“For this epic recording session in the mountains of eastern Kentucky, Tyler Childers and his bandmate Jesse Wells meticulously curated a modern string band known as “The Pickin’ Crew”. This group of stellar Americana artists included myself, 5-string Kentucky banjo specialist John Haywood, mandolinist Andrew Marlin (of Mandolin Orange), guitarist Josh Oliver, upright bassist John R. Miller, fiddler Chloe Edmonstone and cellist Cecelia Wright. Although Tyler has been playing the fiddle for under a year, his style and technique as learned under the tutelage of Jesse Wells proves that Kentucky string band music is in his blood.”
As if to prove it, near the album’s end, after seven ensemble tunes, Tyler tackles the standard “Bonaparte’s Retreat” all by his lonesome self, playing its double stops boldly and skillfully with barely ten months of study behind him. This at a time when Childers was moving from a cabin with no utilities to a home with water and power and while he was getting sober. Which is to say that just about everything about Long Violent History took nerve.

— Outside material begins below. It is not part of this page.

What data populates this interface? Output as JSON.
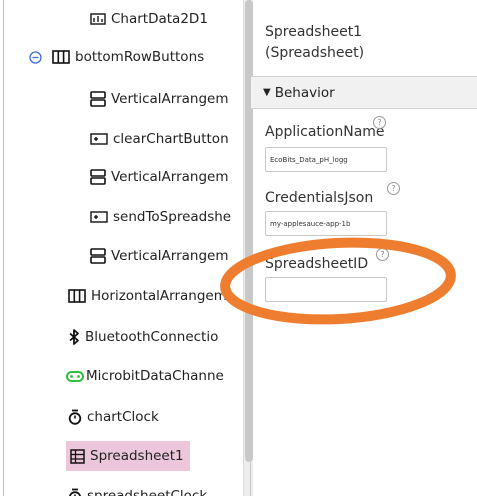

“For Tyler to go so far, to go so deep into traditional music was really shocking,” says Ratliff. “It was a pleasant surprise, because we've been working so hard. And I know what was behind Jesse's motivation. And I know that Jesse had to have had a large hand in making that happen. So it was it was great to see that out in the world and people's reaction to it. Because I mean, where else do you get that? It's just not something that's in mainstream consciousness.”
Bluegrass was born from Kentucky soil and out of the Appalachian fiddle music that Bill Monroe heard his Uncle Pendleton Vandiver play when he was growing up. The influence of old-time and the bluegrass is imprinted on any credible country musician from the region, but it doesn’t always get a chance to burst forth and touch a ready-made audience. To see it happen twice in one season from two entwined and massively successful careers helps make the lonesome blues of 2020 a bit more bearable.